Pause and practice mindfulness in your daily life

The Rev. Nicole Martin
The Rev. Nicole Martin

When I heard her voice for the first time, it was as if everything stopped. My pain became mere background noise and the only thing I could hear was the sound of my baby’s voice. Although she’s less than 2 weeks old, she is already teaching us a valuable lesson: the importance of pausing to be fully present for the moment.

To pause and be fully present is to be mindful of each moment, taking in every present detail without the baggage of the past or the burden of the future. It is the practice of enjoying what is right in front of us, without looking back on what was or anticipating what will be. It is the art of letting go of all that tries to push us back or drive us forward in order to be still and present right where we are.

Like my newborn, we are all birthed into this mindfulness simply because we don’t know anything else. We are fully present as infants, completely unfazed by life’s distractions. Yet, as we develop, we are gradually made aware of the pressure to do more, be more and produce more without settling for the slower, seemingly lesser life. In our pursuit of happiness, we allow work, family, friends and even our own desires to take over our minds.

Whether consciously or subconsciously, we have become distracted by the steady pace of life, keeping us from resting in the moment and being present for what is happening right now. Our stressful and overloaded days leave very little room for pressing pause and simply enjoying what each day brings. As a result, we often miss the blessings that God brings our way.

The good news is that Christ seeks to redeem our busy, hectic lives. Throughout the Scriptures, Jesus demonstrates for us what it means to pause and be present. While life around him teemed with steady motion, demands and activity, Jesus regularly practiced the discipline of pausing and being present with God and with those around him. Although he was faced with pressure to perform miracles, Jesus always found a quiet place to pray. While on his way from one place to the next, Jesus was always present to hear someone’s heart or heal an open wound.

The psalmist said it best, reminding us to “Be still and know that I am God” (Psalm 46:10a). It is only in this stillness that we receive the revelation that God is truly God.

When we allow ourselves to be still and be fully present, we can take in the beauty of what’s around us. By turning off the phone and silencing the soundtrack in our minds, we learn that God speaks through his creation and reminds us that he is still in control. In the midst of the demanding, busy moments of life, God gives us the gift of stillness and invites us to settle our souls down with him. Only then do we know that he is God and that we can lay our anxieties and cares at his feet.

When was the last time you were still enough to enjoy the present moment? How often do you press pause in your life life long enough to take in the scenery around you?

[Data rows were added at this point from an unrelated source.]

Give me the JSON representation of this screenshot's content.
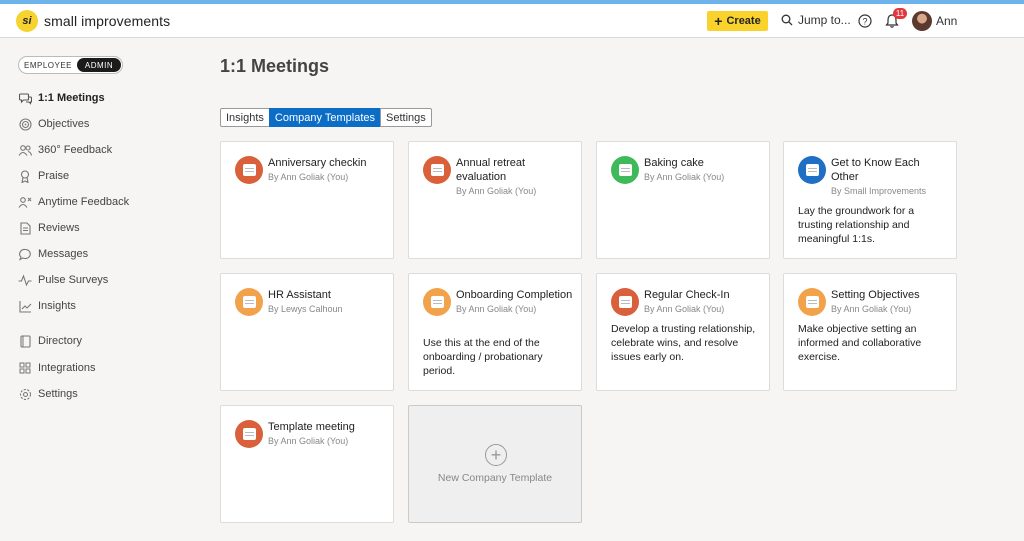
{
  "app": {
    "logo_mark": "si",
    "name": "small improvements"
  },
  "topbar": {
    "create_label": "Create",
    "jump_label": "Jump to...",
    "notification_count": "11",
    "user_name": "Ann"
  },
  "role_toggle": {
    "employee_label": "EMPLOYEE",
    "admin_label": "ADMIN",
    "selected": "ADMIN"
  },
  "sidebar": {
    "items": [
      {
        "label": "1:1 Meetings",
        "icon": "chat-bubbles-icon",
        "active": true
      },
      {
        "label": "Objectives",
        "icon": "target-icon",
        "active": false
      },
      {
        "label": "360° Feedback",
        "icon": "people-icon",
        "active": false
      },
      {
        "label": "Praise",
        "icon": "award-icon",
        "active": false
      },
      {
        "label": "Anytime Feedback",
        "icon": "feedback-person-icon",
        "active": false
      },
      {
        "label": "Reviews",
        "icon": "document-icon",
        "active": false
      },
      {
        "label": "Messages",
        "icon": "message-icon",
        "active": false
      },
      {
        "label": "Pulse Surveys",
        "icon": "pulse-icon",
        "active": false
      },
      {
        "label": "Insights",
        "icon": "chart-icon",
        "active": false
      },
      {
        "label": "Directory",
        "icon": "book-icon",
        "active": false
      },
      {
        "label": "Integrations",
        "icon": "grid-icon",
        "active": false
      },
      {
        "label": "Settings",
        "icon": "gear-icon",
        "active": false
      }
    ]
  },
  "main": {
    "title": "1:1 Meetings",
    "tabs": [
      {
        "label": "Insights",
        "active": false
      },
      {
        "label": "Company Templates",
        "active": true
      },
      {
        "label": "Settings",
        "active": false
      }
    ],
    "templates": [
      {
        "title": "Anniversary checkin",
        "author": "By Ann Goliak (You)",
        "description": "",
        "icon_color": "#d9603b"
      },
      {
        "title": "Annual retreat evaluation",
        "author": "By Ann Goliak (You)",
        "description": "",
        "icon_color": "#d9603b"
      },
      {
        "title": "Baking cake",
        "author": "By Ann Goliak (You)",
        "description": "",
        "icon_color": "#3fba5b"
      },
      {
        "title": "Get to Know Each Other",
        "author": "By Small Improvements",
        "description": "Lay the groundwork for a trusting relationship and meaningful 1:1s.",
        "icon_color": "#1f6fc4"
      },
      {
        "title": "HR Assistant",
        "author": "By Lewys Calhoun",
        "description": "",
        "icon_color": "#f2a24a"
      },
      {
        "title": "Onboarding Completion",
        "author": "By Ann Goliak (You)",
        "description": "Use this at the end of the onboarding / probationary period.",
        "icon_color": "#f2a24a"
      },
      {
        "title": "Regular Check-In",
        "author": "By Ann Goliak (You)",
        "description": "Develop a trusting relationship, celebrate wins, and resolve issues early on.",
        "icon_color": "#d9603b"
      },
      {
        "title": "Setting Objectives",
        "author": "By Ann Goliak (You)",
        "description": "Make objective setting an informed and collaborative exercise.",
        "icon_color": "#f2a24a"
      },
      {
        "title": "Template meeting",
        "author": "By Ann Goliak (You)",
        "description": "",
        "icon_color": "#d9603b"
      }
    ],
    "new_template_label": "New Company Template"
  }
}
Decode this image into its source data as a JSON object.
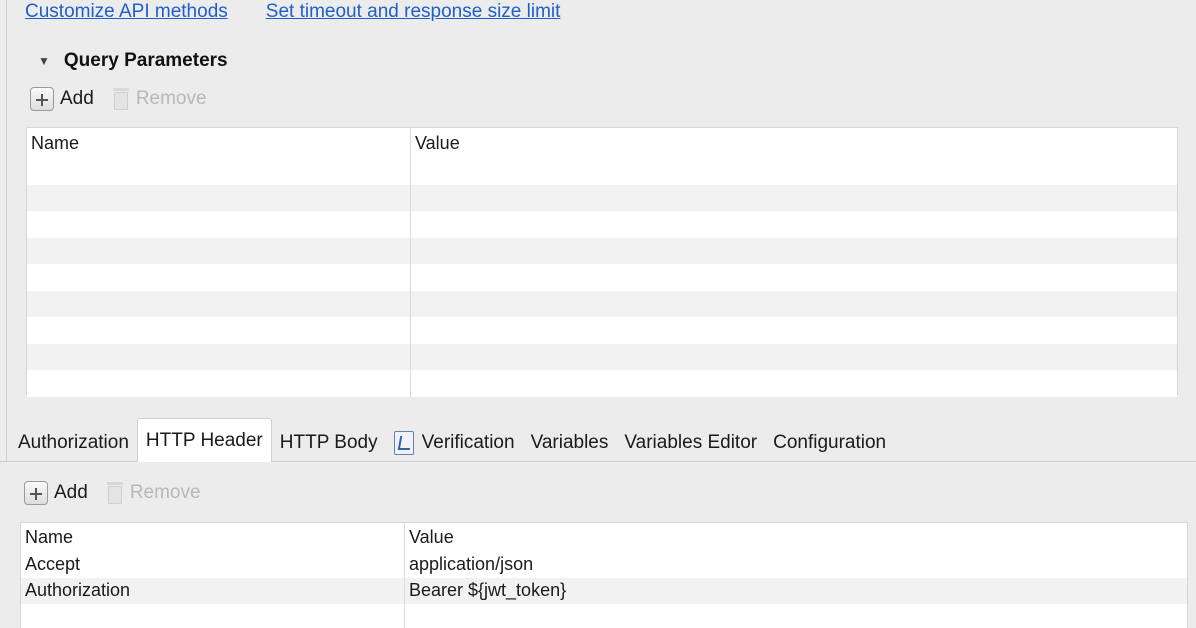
{
  "links": {
    "customize": "Customize API methods",
    "timeout": "Set timeout and response size limit"
  },
  "query_section": {
    "title": "Query Parameters",
    "add_label": "Add",
    "remove_label": "Remove",
    "columns": {
      "name": "Name",
      "value": "Value"
    },
    "rows": []
  },
  "tabs": [
    {
      "label": "Authorization",
      "active": false
    },
    {
      "label": "HTTP Header",
      "active": true
    },
    {
      "label": "HTTP Body",
      "active": false
    },
    {
      "label": "Verification",
      "active": false,
      "icon": "verification-icon"
    },
    {
      "label": "Variables",
      "active": false
    },
    {
      "label": "Variables Editor",
      "active": false
    },
    {
      "label": "Configuration",
      "active": false
    }
  ],
  "header_section": {
    "add_label": "Add",
    "remove_label": "Remove",
    "columns": {
      "name": "Name",
      "value": "Value"
    },
    "rows": [
      {
        "name": "Accept",
        "value": "application/json"
      },
      {
        "name": "Authorization",
        "value": "Bearer ${jwt_token}"
      }
    ]
  },
  "colors": {
    "link": "#1f5fc9",
    "background": "#ececec",
    "row_alt": "#f2f2f2"
  }
}
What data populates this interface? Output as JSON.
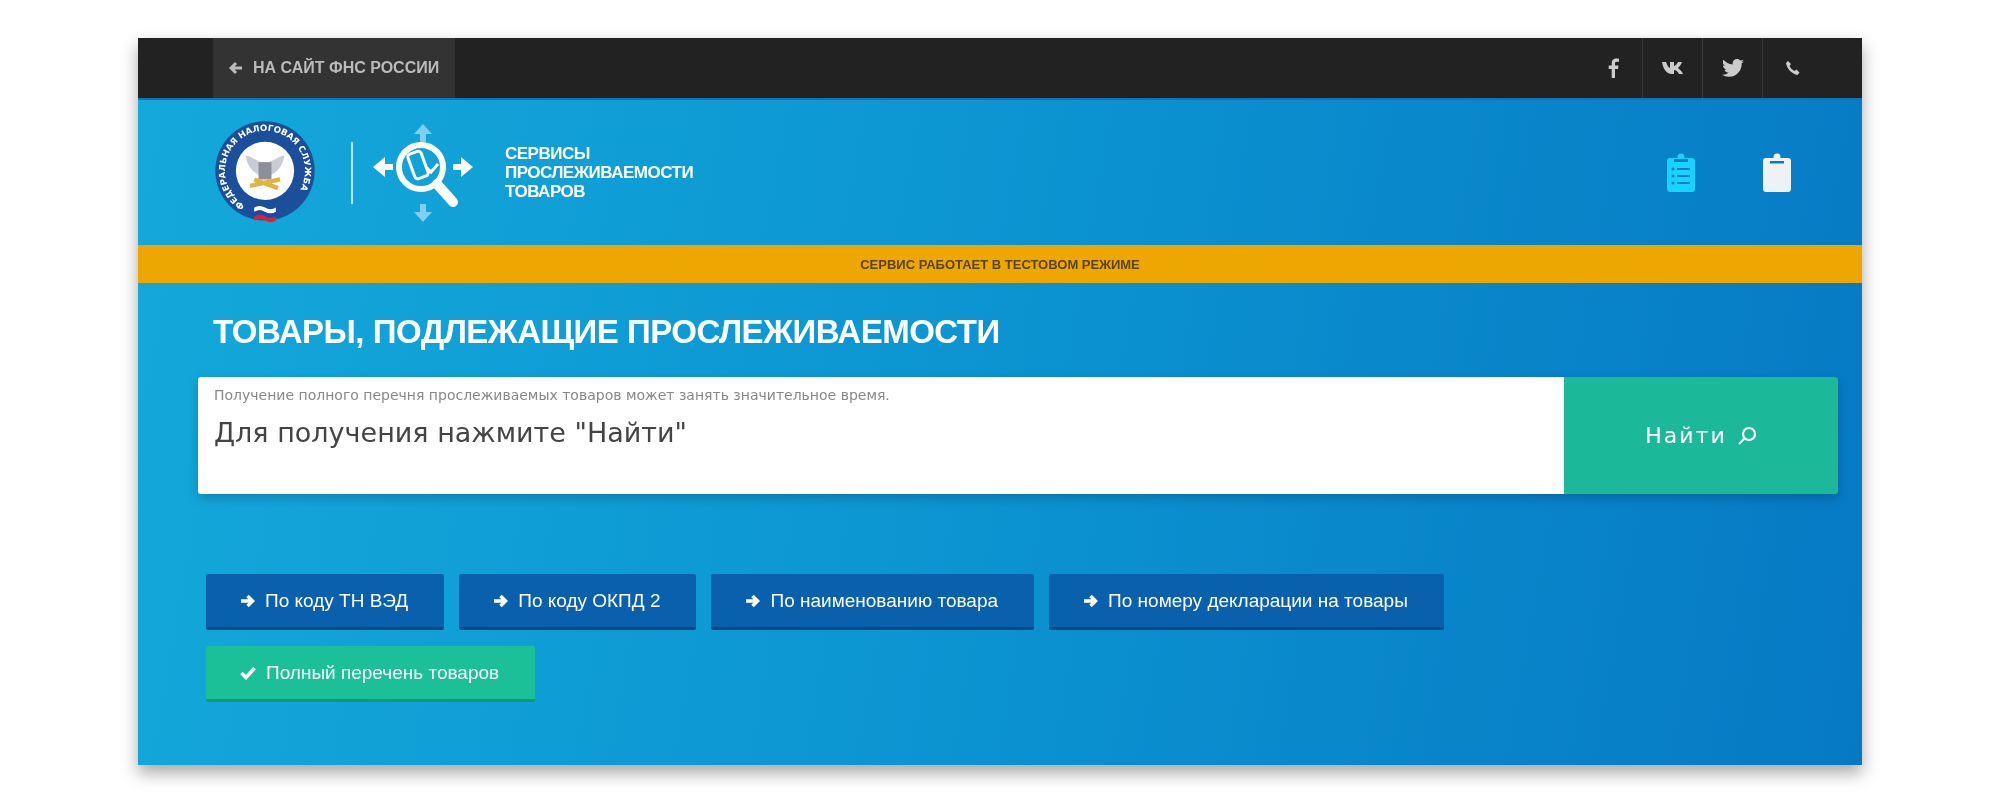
{
  "top_bar": {
    "back_link": "НА САЙТ ФНС РОССИИ"
  },
  "header": {
    "emblem_text": "ФЕДЕРАЛЬНАЯ НАЛОГОВАЯ СЛУЖБА",
    "service_name": [
      "СЕРВИСЫ",
      "ПРОСЛЕЖИВАЕМОСТИ",
      "ТОВАРОВ"
    ]
  },
  "notice": "СЕРВИС РАБОТАЕТ В ТЕСТОВОМ РЕЖИМЕ",
  "title": "ТОВАРЫ, ПОДЛЕЖАЩИЕ ПРОСЛЕЖИВАЕМОСТИ",
  "search": {
    "hint": "Получение полного перечня прослеживаемых товаров может занять значительное время.",
    "value": "Для получения нажмите \"Найти\"",
    "button": "Найти"
  },
  "modes": [
    {
      "label": "По коду ТН ВЭД",
      "selected": false
    },
    {
      "label": "По коду ОКПД 2",
      "selected": false
    },
    {
      "label": "По наименованию товара",
      "selected": false
    },
    {
      "label": "По номеру декларации на товары",
      "selected": false
    },
    {
      "label": "Полный перечень товаров",
      "selected": true
    }
  ]
}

Don’t let the blessings of today pass you by. Be still. Slow down. Listen and know that he, alone, is God.

The Rev. Nicole Martin is executive minister at The Park Church.